Involved in various conflicts over the last 30 years, most recently since March 20, 2003, Iraq faced substantial development challenges. Chief among these was the need to rebuild its infrastructure and institutions after a tragic history of authoritarian rule followed by war and occupation, a task made difficult by the prospect of political instability and the excessive dependence on one commodity, crude oil, for its revenues.
Revenues from crude oil exports account for about two-thirds of the country’s gross domestic product (GDP) and for almost all of its export and fiscal revenues. Volatility of international oil prices translates into volatility of Iraq’s oil export and as a result, into a high volatility of its fiscal revenues. The rapid decline of the international oil price in 2009 resulted in an unusual financing need and fiscal adjustment in Iraq.
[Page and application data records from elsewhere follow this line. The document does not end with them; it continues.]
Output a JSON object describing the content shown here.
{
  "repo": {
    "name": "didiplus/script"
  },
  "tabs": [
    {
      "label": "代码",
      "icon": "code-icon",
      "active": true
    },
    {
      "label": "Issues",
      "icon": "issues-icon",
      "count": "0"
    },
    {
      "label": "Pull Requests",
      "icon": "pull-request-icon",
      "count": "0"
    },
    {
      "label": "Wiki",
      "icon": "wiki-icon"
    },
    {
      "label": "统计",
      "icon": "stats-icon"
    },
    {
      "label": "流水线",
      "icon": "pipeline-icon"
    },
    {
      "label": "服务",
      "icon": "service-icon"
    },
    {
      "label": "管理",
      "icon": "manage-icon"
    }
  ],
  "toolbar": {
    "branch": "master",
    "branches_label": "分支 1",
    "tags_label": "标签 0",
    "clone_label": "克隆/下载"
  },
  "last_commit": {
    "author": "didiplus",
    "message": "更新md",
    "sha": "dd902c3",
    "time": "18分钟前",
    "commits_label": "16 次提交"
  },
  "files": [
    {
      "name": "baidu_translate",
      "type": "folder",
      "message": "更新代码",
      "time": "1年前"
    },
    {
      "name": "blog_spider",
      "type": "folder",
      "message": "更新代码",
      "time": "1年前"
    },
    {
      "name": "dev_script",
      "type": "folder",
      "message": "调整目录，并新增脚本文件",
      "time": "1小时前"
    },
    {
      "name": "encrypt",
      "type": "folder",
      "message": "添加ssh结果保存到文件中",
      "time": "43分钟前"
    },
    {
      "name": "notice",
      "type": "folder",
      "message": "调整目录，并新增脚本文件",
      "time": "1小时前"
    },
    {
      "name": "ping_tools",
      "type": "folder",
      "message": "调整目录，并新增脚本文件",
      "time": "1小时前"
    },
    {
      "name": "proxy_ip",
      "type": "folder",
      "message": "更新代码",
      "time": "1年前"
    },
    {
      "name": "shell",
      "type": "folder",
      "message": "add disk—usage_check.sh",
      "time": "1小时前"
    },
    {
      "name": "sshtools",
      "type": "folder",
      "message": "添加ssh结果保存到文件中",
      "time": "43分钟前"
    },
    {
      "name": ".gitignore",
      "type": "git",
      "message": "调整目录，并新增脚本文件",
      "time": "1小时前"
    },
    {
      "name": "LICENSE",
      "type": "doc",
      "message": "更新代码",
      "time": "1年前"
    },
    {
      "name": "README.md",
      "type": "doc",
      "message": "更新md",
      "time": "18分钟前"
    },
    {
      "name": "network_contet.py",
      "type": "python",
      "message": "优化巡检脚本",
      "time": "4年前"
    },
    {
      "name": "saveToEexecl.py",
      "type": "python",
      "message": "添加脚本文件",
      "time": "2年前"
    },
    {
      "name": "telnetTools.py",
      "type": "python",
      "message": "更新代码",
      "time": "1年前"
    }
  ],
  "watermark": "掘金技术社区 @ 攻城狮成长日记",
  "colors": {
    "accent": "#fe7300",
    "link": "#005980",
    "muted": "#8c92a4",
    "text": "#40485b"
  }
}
A considerable financing gap—in the order of US$4.9 billion—had emerged for the period 2009-2011. The dependence of Iraq’s fiscal position on a volatile oil price, coupled with the dependence of the economy on the state, put into question the sustainability of the early reconstruction successes and an emerging political consensus around it, if the required fiscal adjustment could not be mitigated.
The main objective of the DPL was to mitigate the impact of the fiscal crisis on Iraq’s economy and to support its medium-term economic reform program, thereby helping the country improve fiscal sustainability and reducing its fiscal and socioeconomic vulnerability to sudden drops in oil revenues. The specific areas supported were (i) public financial management; (ii) financial sector reform; and (iii) reforms to the social protection system to increase its efficiency and fiscal sustainability. These reforms were either helping fiscal consolidation and rationalization/reprioritization of Iraq’s public expenditure program (social safety net, public distribution system, and pension reform), or helping to revitalize private sector growth, including through financial sector reforms based on a reform program endorsed by government in February 2009.
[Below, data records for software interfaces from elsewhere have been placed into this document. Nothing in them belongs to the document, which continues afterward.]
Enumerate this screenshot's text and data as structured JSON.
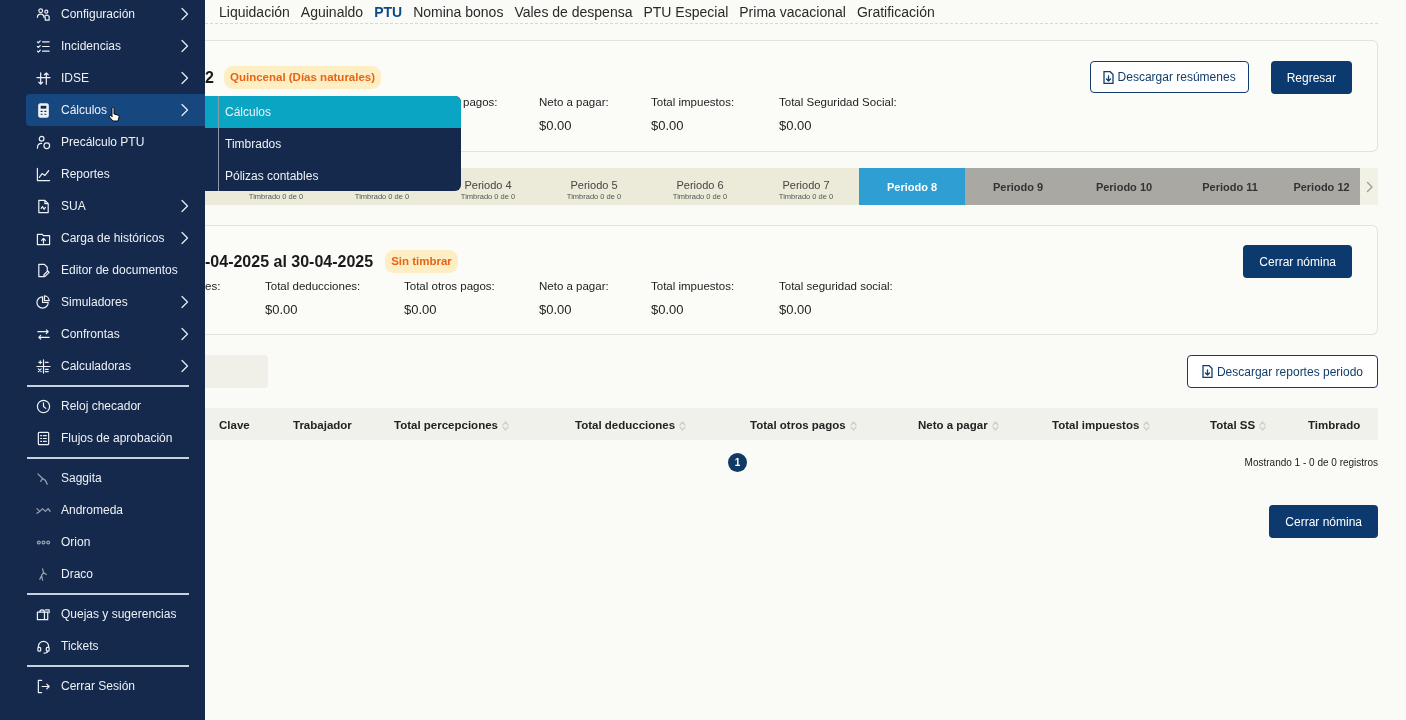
{
  "sidebar": {
    "groups": [
      {
        "items": [
          {
            "label": "Configuración",
            "submenu": true,
            "selected": false
          },
          {
            "label": "Incidencias",
            "submenu": true,
            "selected": false
          },
          {
            "label": "IDSE",
            "submenu": true,
            "selected": false
          },
          {
            "label": "Cálculos",
            "submenu": true,
            "selected": true
          },
          {
            "label": "Precálculo PTU",
            "submenu": false,
            "selected": false
          },
          {
            "label": "Reportes",
            "submenu": false,
            "selected": false
          },
          {
            "label": "SUA",
            "submenu": true,
            "selected": false
          },
          {
            "label": "Carga de históricos",
            "submenu": true,
            "selected": false
          },
          {
            "label": "Editor de documentos",
            "submenu": false,
            "selected": false
          },
          {
            "label": "Simuladores",
            "submenu": true,
            "selected": false
          },
          {
            "label": "Confrontas",
            "submenu": true,
            "selected": false
          },
          {
            "label": "Calculadoras",
            "submenu": true,
            "selected": false
          }
        ]
      },
      {
        "items": [
          {
            "label": "Reloj checador",
            "submenu": false,
            "selected": false
          },
          {
            "label": "Flujos de aprobación",
            "submenu": false,
            "selected": false
          }
        ]
      },
      {
        "items": [
          {
            "label": "Saggita",
            "submenu": false,
            "selected": false
          },
          {
            "label": "Andromeda",
            "submenu": false,
            "selected": false
          },
          {
            "label": "Orion",
            "submenu": false,
            "selected": false
          },
          {
            "label": "Draco",
            "submenu": false,
            "selected": false
          }
        ]
      },
      {
        "items": [
          {
            "label": "Quejas y sugerencias",
            "submenu": false,
            "selected": false
          },
          {
            "label": "Tickets",
            "submenu": false,
            "selected": false
          }
        ]
      },
      {
        "items": [
          {
            "label": "Cerrar Sesión",
            "submenu": false,
            "selected": false
          }
        ]
      }
    ]
  },
  "flyout": {
    "items": [
      {
        "label": "Cálculos",
        "selected": true
      },
      {
        "label": "Timbrados",
        "selected": false
      },
      {
        "label": "Pólizas contables",
        "selected": false
      }
    ]
  },
  "tabs": [
    {
      "label": "Liquidación",
      "selected": false
    },
    {
      "label": "Aguinaldo",
      "selected": false
    },
    {
      "label": "PTU",
      "selected": true
    },
    {
      "label": "Nomina bonos",
      "selected": false
    },
    {
      "label": "Vales de despensa",
      "selected": false
    },
    {
      "label": "PTU Especial",
      "selected": false
    },
    {
      "label": "Prima vacacional",
      "selected": false
    },
    {
      "label": "Gratificación",
      "selected": false
    }
  ],
  "summary": {
    "title": "2",
    "badge": "Quincenal (Días naturales)",
    "stats": [
      {
        "label": "pagos:"
      },
      {
        "label": "Neto a pagar:",
        "value": "$0.00"
      },
      {
        "label": "Total impuestos:",
        "value": "$0.00"
      },
      {
        "label": "Total Seguridad Social:",
        "value": "$0.00"
      }
    ],
    "buttons": [
      {
        "label": "Descargar resúmenes",
        "kind": "outline"
      },
      {
        "label": "Regresar",
        "kind": "solid"
      }
    ]
  },
  "periods": [
    {
      "subtitle": "Timbrado 0 de 0",
      "selected": false,
      "disabled": false
    },
    {
      "subtitle": "Timbrado 0 de 0",
      "selected": false,
      "disabled": false
    },
    {
      "label": "Periodo 4",
      "subtitle": "Timbrado 0 de 0",
      "selected": false,
      "disabled": false
    },
    {
      "label": "Periodo 5",
      "subtitle": "Timbrado 0 de 0",
      "selected": false,
      "disabled": false
    },
    {
      "label": "Periodo 6",
      "subtitle": "Timbrado 0 de 0",
      "selected": false,
      "disabled": false
    },
    {
      "label": "Periodo 7",
      "subtitle": "Timbrado 0 de 0",
      "selected": false,
      "disabled": false
    },
    {
      "label": "Periodo 8",
      "selected": true,
      "disabled": false
    },
    {
      "label": "Periodo 9",
      "selected": false,
      "disabled": true
    },
    {
      "label": "Periodo 10",
      "selected": false,
      "disabled": true
    },
    {
      "label": "Periodo 11",
      "selected": false,
      "disabled": true
    },
    {
      "label": "Periodo 12",
      "selected": false,
      "disabled": true
    }
  ],
  "period": {
    "title": "-04-2025 al 30-04-2025",
    "badge": "Sin timbrar",
    "stats": [
      {
        "label": "es:"
      },
      {
        "label": "Total deducciones:",
        "value": "$0.00"
      },
      {
        "label": "Total otros pagos:",
        "value": "$0.00"
      },
      {
        "label": "Neto a pagar:",
        "value": "$0.00"
      },
      {
        "label": "Total impuestos:",
        "value": "$0.00"
      },
      {
        "label": "Total seguridad social:",
        "value": "$0.00"
      }
    ],
    "button": "Cerrar nómina"
  },
  "report_button": "Descargar reportes periodo",
  "table": {
    "columns": [
      {
        "label": "Clave",
        "sortable": false
      },
      {
        "label": "Trabajador",
        "sortable": false
      },
      {
        "label": "Total percepciones",
        "sortable": true
      },
      {
        "label": "Total deducciones",
        "sortable": true
      },
      {
        "label": "Total otros pagos",
        "sortable": true
      },
      {
        "label": "Neto a pagar",
        "sortable": true
      },
      {
        "label": "Total impuestos",
        "sortable": true
      },
      {
        "label": "Total SS",
        "sortable": true
      },
      {
        "label": "Timbrado",
        "sortable": false
      }
    ]
  },
  "pagination": {
    "pages": [
      {
        "label": "1",
        "selected": true
      }
    ],
    "summary": "Mostrando 1 - 0 de 0 registros"
  },
  "footer_button": "Cerrar nómina"
}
Progress was made in the area of budget management in terms of policy and implementation, including:
- As of December 2011, monthly budget execution reports are now issued no later than 60 days after the end of the month.
- The Board of Supreme Audit (BSA) has completed the audits of the 2006 and 2007 government accounts and begun work on the reports for 2008 and 2009.
- Since December 2011, a summary of federal budget data is publicly available on Iraq’s Ministry of Finance website.
Progress has been made in reforming the financial sector through the institutional and operational restructuring of the two state-owned commercial banks. Key results include:
- Improved the provisioning level at two state-owned commercial banks, increasing the reserves-to-non-performing loans (NPLs) ratio from 10 percent in June 2008 to 20 percent in October 2011.
- The ratio of loans to the private sector to GDP increased from 4 percent in 2008 to 6 percent in October 2011.
- Major reduction in the processing time of payment transactions by (i) applying the Real Time Gross Settlement System (RTGS), and by (ii) extending the number of banks participating in the RTGS from 16 in 2006 to 44 in 2011. The number of daily transactions also increased from 120 in 2006 to 500 in 2011.
Efforts at reforming the Public Distribution System (PDS) have been initiated, but progress has been uneven.
- The National Board of Pensions (NBP) has been established as the unifying body of the mandatory pension schemes.
- The NBP houses the newly established State Pension Fund (SPF), which provides pension benefits to public sector workers retiring on or after January 17, 2008.
- The existing Social Security System, the private sector pension scheme, is to be transferred under the authority of the NBP.
Bank Group Contribution
The International Bank for Reconstruction and Development (IBRD) financing consisted US$250 million.
The operation was part of a broader support package that included an International Monetary Fund (IMF) Stand-By Arrangement with a total amount of US$3.7 billion. At project closing, about US$1.7 billion had been released by the IMF in three disbursements. The Bank team worked in partnership with the IMF team under the parallel programs. In addition to the IMF, the U.K. Department for International Development (DFID) and the U.S. Department of the Treasury also provided assistance in the development and refinement of budget preparation toolkit and procedures.
Although the operation was programmatic and designed with two operations, the economic situation in Iraq improved significantly after 2009 with the rise in international oil prices and the increase in oil production in Iraq and there was no financing need to justify the second operation under the present DPL guidelines.
The Central Bank and two state-owned banks were key beneficiaries of the financial reform activity. Meanwhile, the public at large, and especially vulnerable groups, were indirect beneficiaries of the program through support to budget management that was aligned with the Poverty Reduction Strategy, as well as through improving the efficiency of the social protection system.